Items from an interface collection
::::
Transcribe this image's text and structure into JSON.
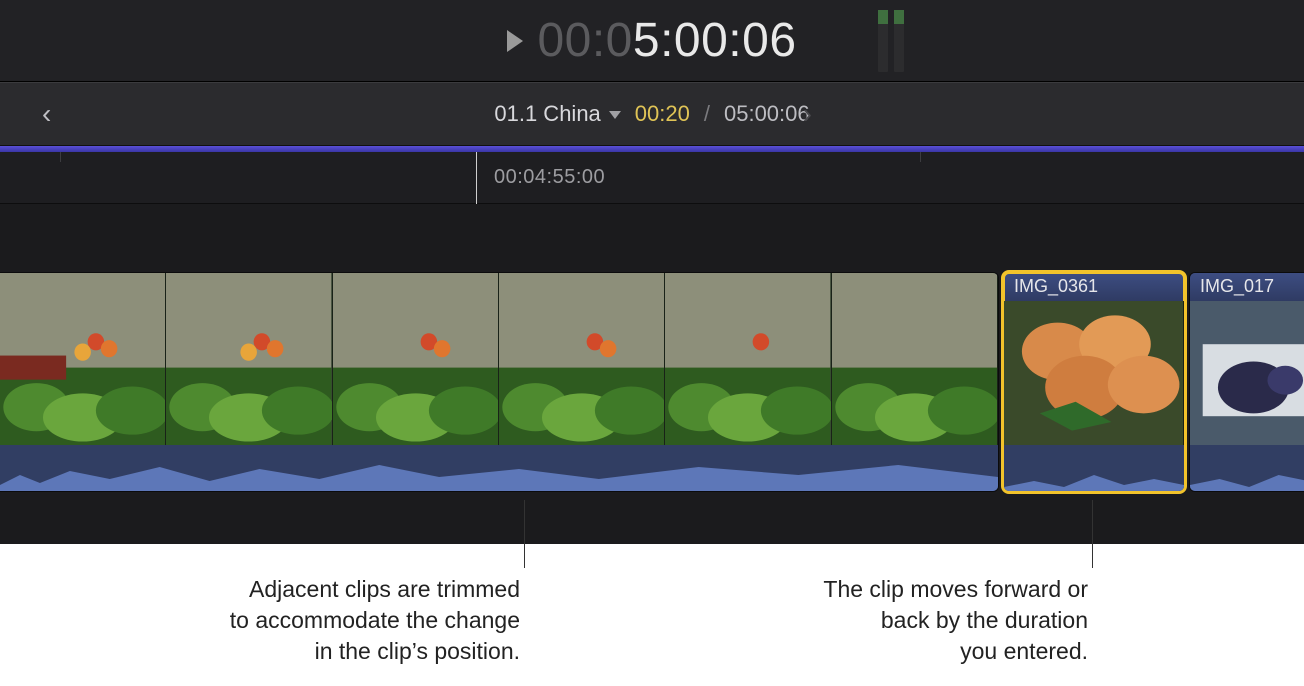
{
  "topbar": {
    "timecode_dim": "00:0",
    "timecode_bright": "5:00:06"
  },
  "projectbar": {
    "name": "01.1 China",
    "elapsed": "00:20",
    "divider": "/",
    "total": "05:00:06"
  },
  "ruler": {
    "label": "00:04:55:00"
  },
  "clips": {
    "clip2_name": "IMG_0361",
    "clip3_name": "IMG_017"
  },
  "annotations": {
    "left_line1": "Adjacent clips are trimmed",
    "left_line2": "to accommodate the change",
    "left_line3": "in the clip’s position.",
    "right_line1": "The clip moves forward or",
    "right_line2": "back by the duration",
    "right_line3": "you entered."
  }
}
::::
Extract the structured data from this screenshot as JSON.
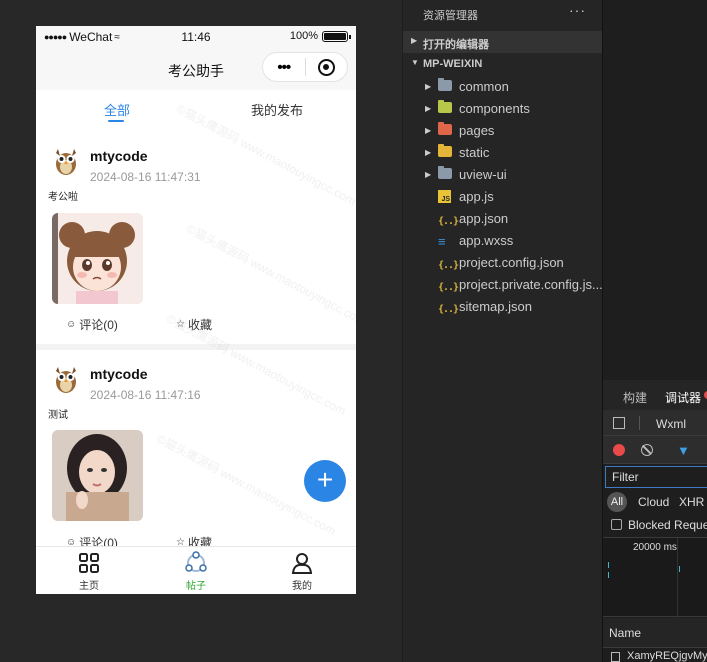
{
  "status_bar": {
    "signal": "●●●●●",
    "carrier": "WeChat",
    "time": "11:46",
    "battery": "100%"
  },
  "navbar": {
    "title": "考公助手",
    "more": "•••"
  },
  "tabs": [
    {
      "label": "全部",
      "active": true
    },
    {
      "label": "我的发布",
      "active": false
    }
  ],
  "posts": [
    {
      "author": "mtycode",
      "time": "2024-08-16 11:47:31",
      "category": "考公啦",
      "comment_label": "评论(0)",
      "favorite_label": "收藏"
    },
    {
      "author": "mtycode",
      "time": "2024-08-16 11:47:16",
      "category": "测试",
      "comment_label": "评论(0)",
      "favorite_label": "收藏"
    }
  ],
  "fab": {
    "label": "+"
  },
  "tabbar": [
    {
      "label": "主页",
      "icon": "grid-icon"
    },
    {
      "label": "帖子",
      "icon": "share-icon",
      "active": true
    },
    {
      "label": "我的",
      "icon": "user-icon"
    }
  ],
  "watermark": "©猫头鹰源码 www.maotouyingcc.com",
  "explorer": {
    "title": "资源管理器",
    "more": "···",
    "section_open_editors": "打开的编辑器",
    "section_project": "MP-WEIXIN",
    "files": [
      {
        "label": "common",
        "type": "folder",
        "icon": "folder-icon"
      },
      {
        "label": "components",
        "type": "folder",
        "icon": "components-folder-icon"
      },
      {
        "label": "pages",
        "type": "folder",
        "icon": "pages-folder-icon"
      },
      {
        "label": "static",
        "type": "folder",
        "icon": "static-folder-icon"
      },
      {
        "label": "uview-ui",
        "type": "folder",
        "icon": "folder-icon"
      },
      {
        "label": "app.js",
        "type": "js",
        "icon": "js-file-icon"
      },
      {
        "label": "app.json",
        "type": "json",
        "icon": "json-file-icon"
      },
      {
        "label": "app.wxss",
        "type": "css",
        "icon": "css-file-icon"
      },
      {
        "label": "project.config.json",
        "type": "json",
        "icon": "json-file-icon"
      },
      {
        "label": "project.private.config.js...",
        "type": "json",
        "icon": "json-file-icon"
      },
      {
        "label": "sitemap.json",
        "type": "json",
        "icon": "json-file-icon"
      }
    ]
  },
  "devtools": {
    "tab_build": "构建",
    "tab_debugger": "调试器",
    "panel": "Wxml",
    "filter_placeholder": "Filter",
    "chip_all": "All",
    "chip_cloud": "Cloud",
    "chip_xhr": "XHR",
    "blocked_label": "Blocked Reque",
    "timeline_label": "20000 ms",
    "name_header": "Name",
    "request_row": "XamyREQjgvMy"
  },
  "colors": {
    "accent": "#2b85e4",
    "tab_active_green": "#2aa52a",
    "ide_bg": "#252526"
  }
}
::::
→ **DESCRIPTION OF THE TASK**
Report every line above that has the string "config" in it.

→ **COMPLETED TASK**
        "label": "project.config.json",
        "label": "project.private.config.js...",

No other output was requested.